• Exercise description: Among the lines of the records, find all that carry the word "Captures" and copy them.
---
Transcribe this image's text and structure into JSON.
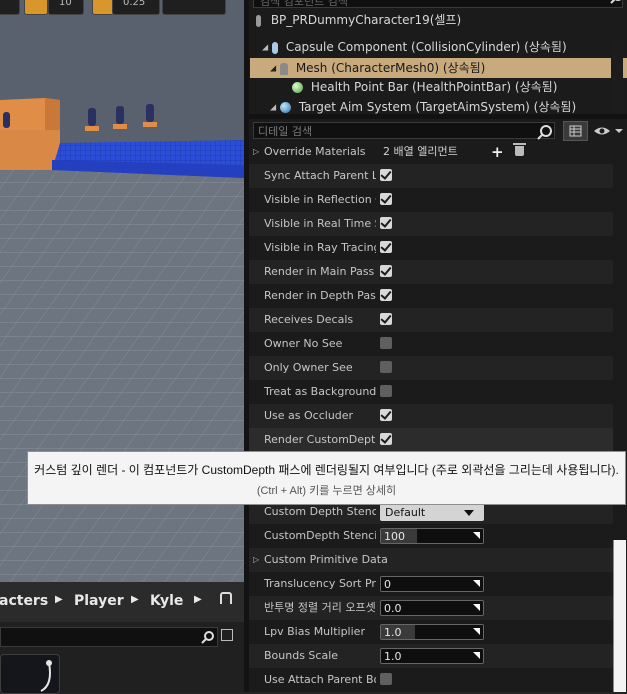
{
  "viewport": {
    "toolbar": {
      "value_a": "10",
      "value_b": "0.25"
    }
  },
  "content_browser": {
    "breadcrumbs": [
      "acters",
      "Player",
      "Kyle"
    ]
  },
  "components": {
    "search_placeholder": "검색 컴포넌트 검색",
    "items": [
      {
        "label": "BP_PRDummyCharacter19(셀프)",
        "icon": "character-icon"
      },
      {
        "label": "Capsule Component (CollisionCylinder) (상속됨)",
        "icon": "capsule-icon"
      },
      {
        "label": "Mesh (CharacterMesh0) (상속됨)",
        "icon": "mesh-icon",
        "selected": true
      },
      {
        "label": "Health Point Bar (HealthPointBar) (상속됨)",
        "icon": "widget-icon"
      },
      {
        "label": "Target Aim System (TargetAimSystem) (상속됨)",
        "icon": "scene-icon"
      }
    ]
  },
  "details": {
    "search_placeholder": "디테일 검색",
    "properties": [
      {
        "name": "Override Materials",
        "kind": "array",
        "value": "2 배열 엘리먼트"
      },
      {
        "name": "Sync Attach Parent LOD",
        "kind": "check",
        "checked": true
      },
      {
        "name": "Visible in Reflection Captures",
        "kind": "check",
        "checked": true
      },
      {
        "name": "Visible in Real Time Sky Captures",
        "kind": "check",
        "checked": true
      },
      {
        "name": "Visible in Ray Tracing",
        "kind": "check",
        "checked": true
      },
      {
        "name": "Render in Main Pass",
        "kind": "check",
        "checked": true
      },
      {
        "name": "Render in Depth Pass",
        "kind": "check",
        "checked": true
      },
      {
        "name": "Receives Decals",
        "kind": "check",
        "checked": true
      },
      {
        "name": "Owner No See",
        "kind": "check",
        "checked": false
      },
      {
        "name": "Only Owner See",
        "kind": "check",
        "checked": false
      },
      {
        "name": "Treat as Background for Occlusion",
        "kind": "check",
        "checked": false
      },
      {
        "name": "Use as Occluder",
        "kind": "check",
        "checked": true
      },
      {
        "name": "Render CustomDepth Pass",
        "kind": "check",
        "checked": true
      },
      {
        "name": "",
        "kind": "hidden"
      },
      {
        "name": "",
        "kind": "hidden"
      },
      {
        "name": "Custom Depth Stencil Write Mask",
        "kind": "combo",
        "value": "Default"
      },
      {
        "name": "CustomDepth Stencil Value",
        "kind": "slider",
        "value": "100",
        "fill": 0.35
      },
      {
        "name": "Custom Primitive Data",
        "kind": "group"
      },
      {
        "name": "Translucency Sort Priority",
        "kind": "number",
        "value": "0"
      },
      {
        "name": "반투명 정렬 거리 오프셋",
        "kind": "number",
        "value": "0.0"
      },
      {
        "name": "Lpv Bias Multiplier",
        "kind": "slider",
        "value": "1.0",
        "fill": 0.33
      },
      {
        "name": "Bounds Scale",
        "kind": "number",
        "value": "1.0"
      },
      {
        "name": "Use Attach Parent Bound",
        "kind": "check",
        "checked": false
      }
    ]
  },
  "tooltip": {
    "text": "커스텀 깊이 렌더 - 이 컴포넌트가 CustomDepth 패스에 렌더링될지 여부입니다 (주로 외곽선을 그리는데 사용됩니다).",
    "hint": "(Ctrl + Alt) 키를 누르면 상세히"
  }
}
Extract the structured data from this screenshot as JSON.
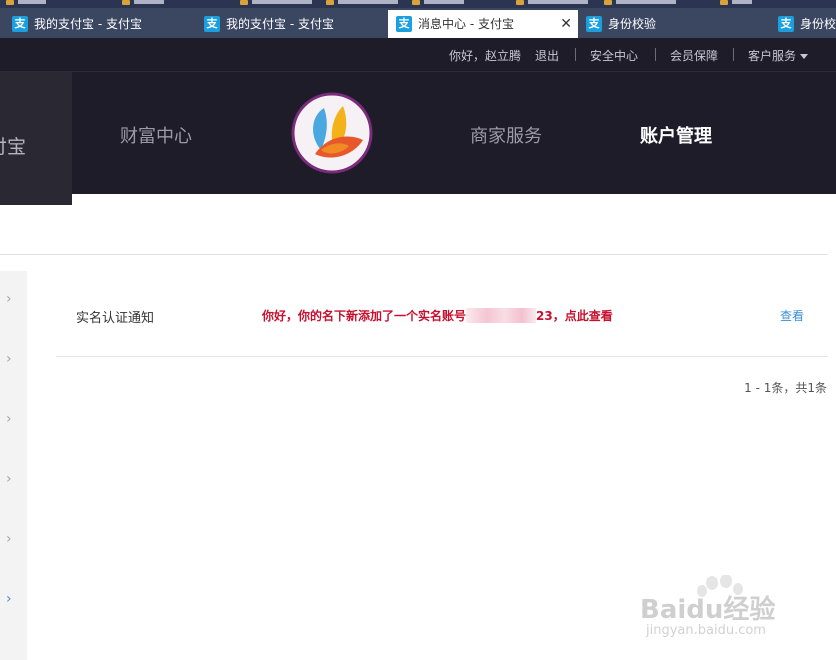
{
  "tabs": [
    {
      "title": "我的支付宝 - 支付宝",
      "icon": "alipay-icon",
      "active": false
    },
    {
      "title": "我的支付宝 - 支付宝",
      "icon": "alipay-icon",
      "active": false
    },
    {
      "title": "消息中心 - 支付宝",
      "icon": "alipay-icon",
      "active": true
    },
    {
      "title": "身份校验",
      "icon": "alipay-icon",
      "active": false
    },
    {
      "title": "身份校",
      "icon": "alipay-icon",
      "active": false
    }
  ],
  "tab_icon_glyph": "支",
  "tab_close_glyph": "✕",
  "topbar": {
    "greeting": "你好，赵立腾",
    "logout": "退出",
    "security_center": "安全中心",
    "member_protection": "会员保障",
    "customer_service": "客户服务"
  },
  "nav": {
    "brand": "付宝",
    "wealth": "财富中心",
    "merchant": "商家服务",
    "account": "账户管理"
  },
  "message": {
    "title": "实名认证通知",
    "body_prefix": "你好，你的名下新添加了一个实名账号",
    "body_suffix": "23，点此查看",
    "action": "查看"
  },
  "pagination": "1 - 1条，共1条",
  "left_rail_chevron": "›",
  "watermark": {
    "text": "Baidu经验",
    "sub": "jingyan.baidu.com"
  },
  "colors": {
    "header_bg": "#1f1c2a",
    "message_red": "#c8102e",
    "link_blue": "#3a8fd4"
  }
}
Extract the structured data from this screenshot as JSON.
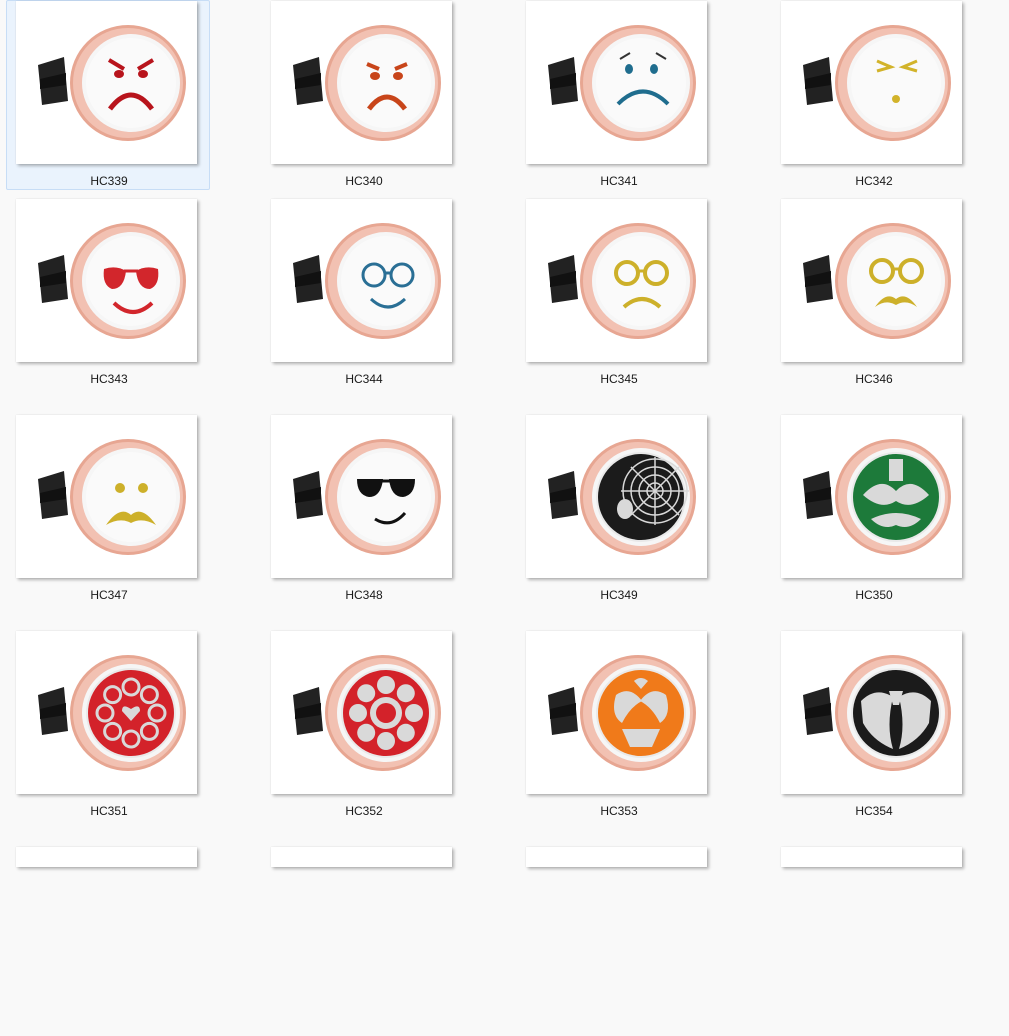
{
  "grid": {
    "items": [
      {
        "label": "HC339",
        "face": "angry",
        "color": "#b8141c",
        "bg": "#ffffff",
        "selected": true
      },
      {
        "label": "HC340",
        "face": "worried",
        "color": "#c8451a",
        "bg": "#ffffff",
        "selected": false
      },
      {
        "label": "HC341",
        "face": "sad",
        "color": "#1f6d8e",
        "bg": "#ffffff",
        "selected": false
      },
      {
        "label": "HC342",
        "face": "squint",
        "color": "#d2b32a",
        "bg": "#ffffff",
        "selected": false
      },
      {
        "label": "HC343",
        "face": "aviator",
        "color": "#d2262c",
        "bg": "#ffffff",
        "selected": false
      },
      {
        "label": "HC344",
        "face": "glasses-smile",
        "color": "#2a6f95",
        "bg": "#ffffff",
        "selected": false
      },
      {
        "label": "HC345",
        "face": "glasses-frown",
        "color": "#cdb02a",
        "bg": "#ffffff",
        "selected": false
      },
      {
        "label": "HC346",
        "face": "glasses-mustache",
        "color": "#cdb02a",
        "bg": "#ffffff",
        "selected": false
      },
      {
        "label": "HC347",
        "face": "mustache",
        "color": "#cdb02a",
        "bg": "#ffffff",
        "selected": false
      },
      {
        "label": "HC348",
        "face": "sunglasses",
        "color": "#111111",
        "bg": "#ffffff",
        "selected": false
      },
      {
        "label": "HC349",
        "face": "spiderweb",
        "color": "#1b1b1b",
        "bg": "#1b1b1b",
        "selected": false
      },
      {
        "label": "HC350",
        "face": "ornate",
        "color": "#1d7a3a",
        "bg": "#1d7a3a",
        "selected": false
      },
      {
        "label": "HC351",
        "face": "hearts-ornate",
        "color": "#d3222a",
        "bg": "#d3222a",
        "selected": false
      },
      {
        "label": "HC352",
        "face": "flower",
        "color": "#d3222a",
        "bg": "#d3222a",
        "selected": false
      },
      {
        "label": "HC353",
        "face": "bears",
        "color": "#f07a1a",
        "bg": "#f07a1a",
        "selected": false
      },
      {
        "label": "HC354",
        "face": "wings",
        "color": "#1b1b1b",
        "bg": "#1b1b1b",
        "selected": false
      }
    ],
    "partial_row_count": 4
  }
}
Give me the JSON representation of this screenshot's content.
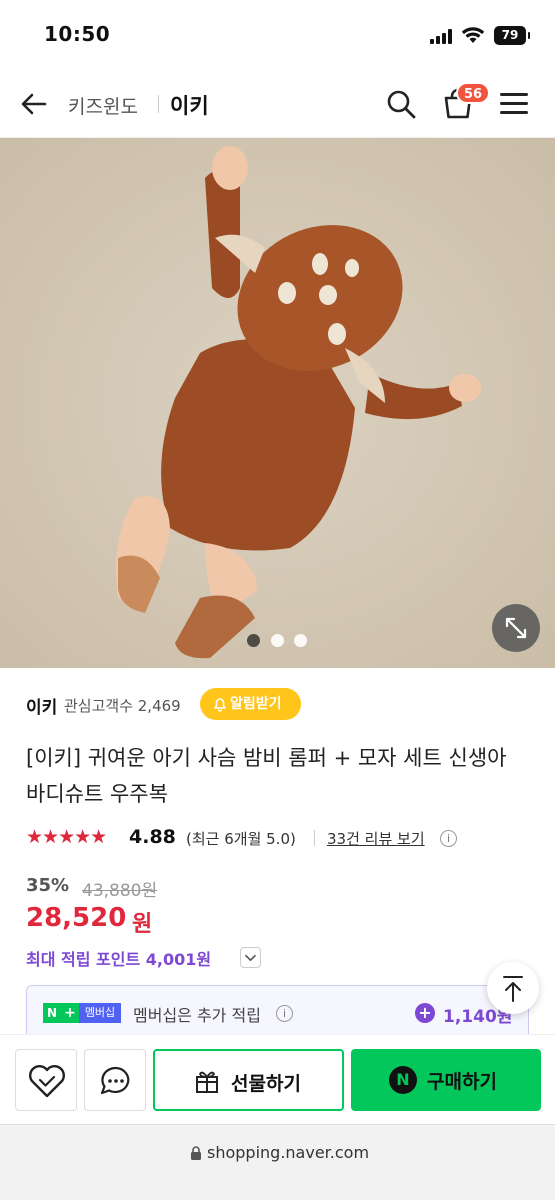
{
  "status_bar": {
    "time": "10:50",
    "battery": "79"
  },
  "header": {
    "breadcrumb": "키즈윈도",
    "store_title": "이키",
    "cart_count": "56"
  },
  "carousel": {
    "slide_count": 3,
    "active_index": 0
  },
  "store": {
    "name": "이키",
    "followers": "관심고객수 2,469",
    "alarm_label": "알림받기"
  },
  "product": {
    "title": "[이키] 귀여운 아기 사슴 밤비 롬퍼 + 모자 세트 신생아 바디슈트 우주복",
    "stars": "★★★★★",
    "rating": "4.88",
    "recent_rating": "(최근 6개월 5.0)",
    "review_link": "33건 리뷰 보기",
    "info_glyph": "i",
    "discount": "35%",
    "original_price": "43,880원",
    "sale_price": "28,520",
    "price_unit": "원",
    "points": "최대 적립 포인트 4,001원"
  },
  "membership": {
    "badge_n": "N",
    "badge_plus": "+",
    "badge_label": "멤버십",
    "text": "멤버십은 추가 적립",
    "plus_glyph": "+",
    "points": "1,140원"
  },
  "bottom_bar": {
    "gift_label": "선물하기",
    "buy_label": "구매하기",
    "buy_logo": "N"
  },
  "browser": {
    "url": "shopping.naver.com"
  },
  "colors": {
    "accent_green": "#03c75a",
    "price_red": "#e0283c",
    "points_purple": "#7d49d4",
    "alarm_yellow": "#ffc51a",
    "badge_red": "#f0533e"
  }
}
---
• Response to the task:
        "name": "Visible in Reflection Captures",
        "name": "Visible in Real Time Sky Captures",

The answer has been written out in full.